Orsato produces a number of interesting case studies illustrating strategies (that is to say CHOICES) about how to compete on price, brand, efficiency or compliance. He pulls in Porter’s ideas about strategic choices (cost vs differentiation) as well as Resource Based View (ie products and processes) to create the diagram above.
The SPI is composed of 3 dimensions, each of which is given a score baed on a basket of measures from reputable sources such as the WHO. The dimensions have some passing resemblance to Maslow’s hierarchy; Basic Needs, Wellbring and Opportunity. Porter and his colleagues have worked hard to make sure the dimensions are (i) internally consistent and (ii) based on both globally available and reputable data.
In the SPI, no dimension (or measure) is given priority – nevertheless, the choice of dimensions (and measures, to a lesser extent) cannot help to be subjectice and reflects the bias/preference/worldview of the author.

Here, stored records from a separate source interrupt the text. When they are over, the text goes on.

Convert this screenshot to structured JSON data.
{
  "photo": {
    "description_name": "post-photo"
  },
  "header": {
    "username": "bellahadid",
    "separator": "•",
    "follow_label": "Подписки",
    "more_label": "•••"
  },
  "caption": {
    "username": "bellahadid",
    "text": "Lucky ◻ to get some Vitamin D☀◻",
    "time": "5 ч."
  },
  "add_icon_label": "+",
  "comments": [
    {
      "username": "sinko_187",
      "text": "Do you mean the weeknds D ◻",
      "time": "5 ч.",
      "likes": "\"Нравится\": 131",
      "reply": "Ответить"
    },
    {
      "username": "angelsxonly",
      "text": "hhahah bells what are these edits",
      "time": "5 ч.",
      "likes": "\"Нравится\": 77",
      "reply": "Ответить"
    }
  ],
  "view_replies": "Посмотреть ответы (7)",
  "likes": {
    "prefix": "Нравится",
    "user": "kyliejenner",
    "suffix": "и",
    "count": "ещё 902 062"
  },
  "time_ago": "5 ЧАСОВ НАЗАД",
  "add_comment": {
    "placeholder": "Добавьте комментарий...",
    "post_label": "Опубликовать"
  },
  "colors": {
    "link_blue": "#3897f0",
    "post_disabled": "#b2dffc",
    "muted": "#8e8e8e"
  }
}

SPI for example is very much based on human needs and less so on ecological balance (though it is included as one of the aspects of wellbeing)
An alternative measure, the ‘Happy Planet Index’ can be usefully compared to SPI. The two measures give very different results – the SPI winner is Sweden and the HPI winner Costa Rica. At least at the time of writing. Two countries I have yet to visit. (now – how to do so without wrecking the planet….. )
There has been a lot of noise about whether EVs are better than conventional vehicles from a lifecycle perspective (ie the battery manufacture and end of life). Now and again, someone makes a rather egregious claim misrepresenting an article such as:
Comparative Environmental Life Cycle Assessment of Conventional and Electric Vehicles Journal of Industrial Ecology (September 2012), pp. no-no,doi:10.1111/j.1530-9290.2012.00532.x by Troy R. Hawkins, Bhawna Singh, Guillaume Majeau-Bettez, Anders H. Strømeman
Basically this article (contrary to the magazine piece) states that, in carbon terms, EVs are indeed better (unless you generate all your electricity by coal). BUT not by as much as you might think.
An update has subequently been posted which further clarifies the difference, in Europe at least:
We find that EVs powered by the European electricity mix reduce GWP by 26% to 30% relative to gasoline (originally 20% to 24%) and 17% to 21% relative to diesel (originally 10% to 14%).
Corrigendum to: Hawkins, T. R., B. Singh, G. Majeau-Bettez, and A. H. Strømman. 2012. Comparative environmental life cycle assessment of conventional and electric vehicles. Journal of Industrial Ecology DOI: 10.1111/j.1530-9290.2012.00532.x. Journal of Industrial Ecology, 17(1), 158–160.